Most younger adults do not have estate plans in place, and many of them are the parents of minor children. Some people are simply remiss, but there are those that are unprepared because they don’t know how they would leave an inheritance to a child that cannot handle money.
In this post, we will share some information on the subject so you can go forward in a fully informed manner.
Testamentary Trust and Life Insurance
If you are a young adult with a minor child and you don’t have a significant store of resources, you can still protect your family. Life insurance is the ideal income replacement vehicle, and term life is inexpensive for people in this age group.
One way to approach a situation like this would be to establish a testamentary trust, which is a trust contained within a will.
When you draw up the will, you name an executor as the administrator. They would be compelled to establish the trust for the benefit of the child after your passing. The executor can also act be the trustee, but this is not required.
You could take out a life insurance policy and make the trustee the beneficiary. If you pass away while the child is still a minor, the insurance proceeds would be transferred to the trust. The trustee would administer the trust until the child becomes an adult.
These trusts are frequently used in tandem with life insurance, but there can be other sources of funding. We should also point out the fact that you should nominate a guardian to care for your dependent child in your will.
Obviously, the arrangement would be different if you are married. However, a testamentary trust could be used as a safeguard in the unlikely event that you and your spouse pass away together at the same time.
Living Trust with a Subtrust
The revocable living trust is a very commonly used estate planning tool that is ideal for a wide range of people. You maintain control of the assets while you are living, because you function as the trustee.
Let’s say that you have a living trust, and you have one child that is a minor. You can create a subtrust within a living trust, and your child would be the beneficiary.
If you pass away while the child is still a minor, the trustee that you designate in the document would administrator the subtrust. They would use the assets to provide for the child in accordance with your wishes until the child is old enough to manage their own resources.
You would determine when the child can assume control when you establish the terms.
To be clear, the subtrust would not be active until and unless the triggering event (in this case, your death while the beneficiary is a minor) occurs.
Uniform Gifts to Minors Act (UGMA) and Uniform Transfers to Minors Act (UTMA) accounts can be used to set aside assets for a minor.
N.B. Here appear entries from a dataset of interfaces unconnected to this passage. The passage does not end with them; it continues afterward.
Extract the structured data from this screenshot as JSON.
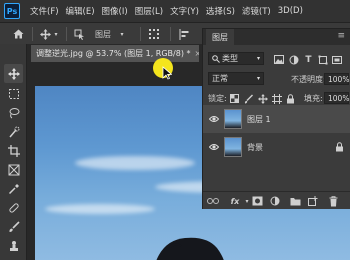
{
  "app": {
    "logo": "Ps"
  },
  "menu": [
    "文件(F)",
    "编辑(E)",
    "图像(I)",
    "图层(L)",
    "文字(Y)",
    "选择(S)",
    "滤镜(T)",
    "3D(D)"
  ],
  "options": {
    "auto_select_target": "图层"
  },
  "document": {
    "tab_title": "调整逆光.jpg @ 53.7% (图层 1, RGB/8) *",
    "close_symbol": "×"
  },
  "layers_panel": {
    "tab_label": "图层",
    "menu_symbol": "≡",
    "filter_kind": "类型",
    "blend_mode": "正常",
    "opacity_label": "不透明度:",
    "opacity_value": "100%",
    "lock_label": "锁定:",
    "fill_label": "填充:",
    "fill_value": "100%",
    "layers": [
      {
        "name": "图层 1",
        "visible": true,
        "selected": true,
        "locked": false
      },
      {
        "name": "背景",
        "visible": true,
        "selected": false,
        "locked": true
      }
    ],
    "footer_fx": "fx"
  },
  "colors": {
    "accent": "#31a8ff",
    "cursor_highlight": "#f4e51d"
  }
}
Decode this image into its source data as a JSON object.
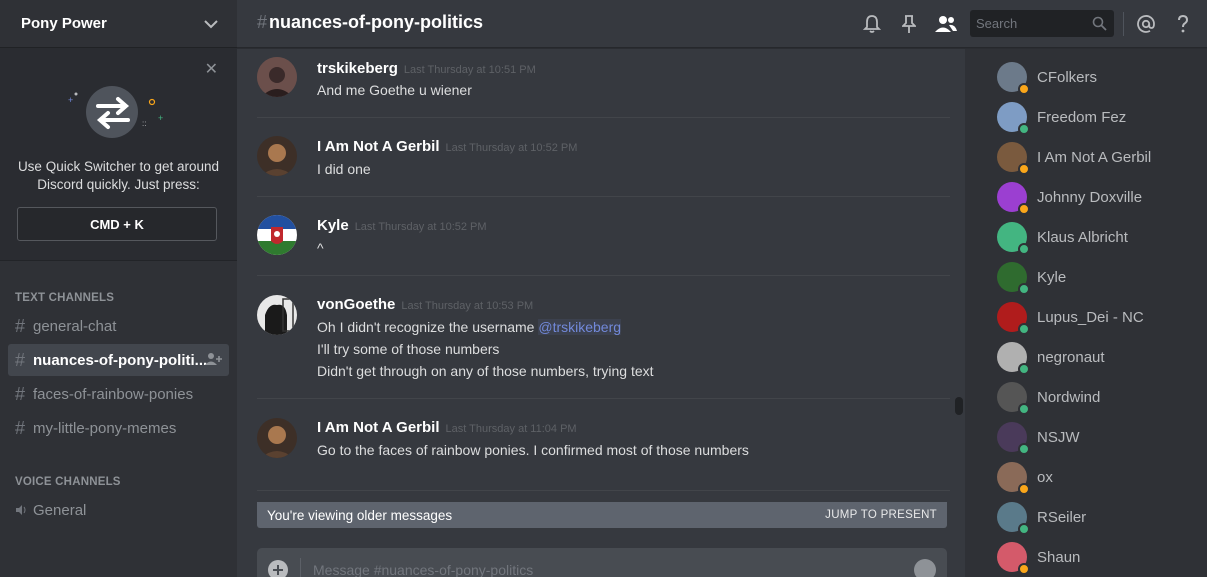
{
  "server": {
    "name": "Pony Power"
  },
  "tip": {
    "text": "Use Quick Switcher to get around Discord quickly. Just press:",
    "shortcut": "CMD + K"
  },
  "categories": {
    "text": "TEXT CHANNELS",
    "voice": "VOICE CHANNELS"
  },
  "text_channels": [
    {
      "name": "general-chat"
    },
    {
      "name": "nuances-of-pony-politi..."
    },
    {
      "name": "faces-of-rainbow-ponies"
    },
    {
      "name": "my-little-pony-memes"
    }
  ],
  "voice_channels": [
    {
      "name": "General"
    }
  ],
  "header": {
    "hash": "#",
    "channel": "nuances-of-pony-politics",
    "search_placeholder": "Search",
    "icons": [
      "bell-icon",
      "pin-icon",
      "members-icon",
      "search-icon",
      "at-icon",
      "help-icon"
    ]
  },
  "messages": [
    {
      "author": "trskikeberg",
      "time": "Last Thursday at 10:51 PM",
      "lines": [
        "And me Goethe u wiener"
      ],
      "avatar_color": "#5a4a48"
    },
    {
      "author": "I Am Not A Gerbil",
      "time": "Last Thursday at 10:52 PM",
      "lines": [
        "I did one"
      ],
      "avatar_color": "#7a5a3e"
    },
    {
      "author": "Kyle",
      "time": "Last Thursday at 10:52 PM",
      "lines": [
        "^"
      ],
      "avatar_color": "#2f6b2f"
    },
    {
      "author": "vonGoethe",
      "time": "Last Thursday at 10:53 PM",
      "lines_pre": "Oh I didn't recognize the username ",
      "mention": "@trskikeberg",
      "lines": [
        "I'll try some of those numbers",
        "Didn't get through on any of those numbers, trying text"
      ],
      "avatar_color": "#ddd"
    },
    {
      "author": "I Am Not A Gerbil",
      "time": "Last Thursday at 11:04 PM",
      "lines": [
        "Go to the faces of rainbow ponies. I confirmed most of those numbers"
      ],
      "avatar_color": "#7a5a3e"
    }
  ],
  "older_bar": {
    "text": "You're viewing older messages",
    "jump": "JUMP TO PRESENT"
  },
  "composer": {
    "placeholder": "Message #nuances-of-pony-politics"
  },
  "members": [
    {
      "name": "CFolkers",
      "status": "idle",
      "color": "#6c7a8a"
    },
    {
      "name": "Freedom Fez",
      "status": "online",
      "color": "#7e9cc4"
    },
    {
      "name": "I Am Not A Gerbil",
      "status": "idle",
      "color": "#7a5a3e"
    },
    {
      "name": "Johnny Doxville",
      "status": "idle",
      "color": "#9b3fd1"
    },
    {
      "name": "Klaus Albricht",
      "status": "online",
      "color": "#43b581"
    },
    {
      "name": "Kyle",
      "status": "online",
      "color": "#2f6b2f"
    },
    {
      "name": "Lupus_Dei - NC",
      "status": "online",
      "color": "#b01c1c"
    },
    {
      "name": "negronaut",
      "status": "online",
      "color": "#b0b0b0"
    },
    {
      "name": "Nordwind",
      "status": "online",
      "color": "#555"
    },
    {
      "name": "NSJW",
      "status": "online",
      "color": "#4a3a5a"
    },
    {
      "name": "ox",
      "status": "idle",
      "color": "#8a6a58"
    },
    {
      "name": "RSeiler",
      "status": "online",
      "color": "#5a7a8a"
    },
    {
      "name": "Shaun",
      "status": "idle",
      "color": "#d45a6a"
    }
  ],
  "colors": {
    "online": "#43b581",
    "idle": "#faa61a",
    "accent": "#7289da"
  }
}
These are the names of two different legislative measures that carved out niches for custodial accounts for children.
The arrangement is similar to that of a trust. You contribute into the account, and a custodian administered it on behalf of the minor beneficiary.
These two different designations are the same with one deviation. A UGMA account will hold the securitized instruments that you would find in an individual retirement account. The UTMA account can hold these assets along with tangible property, including real estate.
Schedule a Consultation!
If you would like to work with a Hilton Head, SC estate planning alerts but a plan in place, call us at 843-815-8580 schedule a consultation. There is also contact form on the site you can fill out if you would rather sign of the message.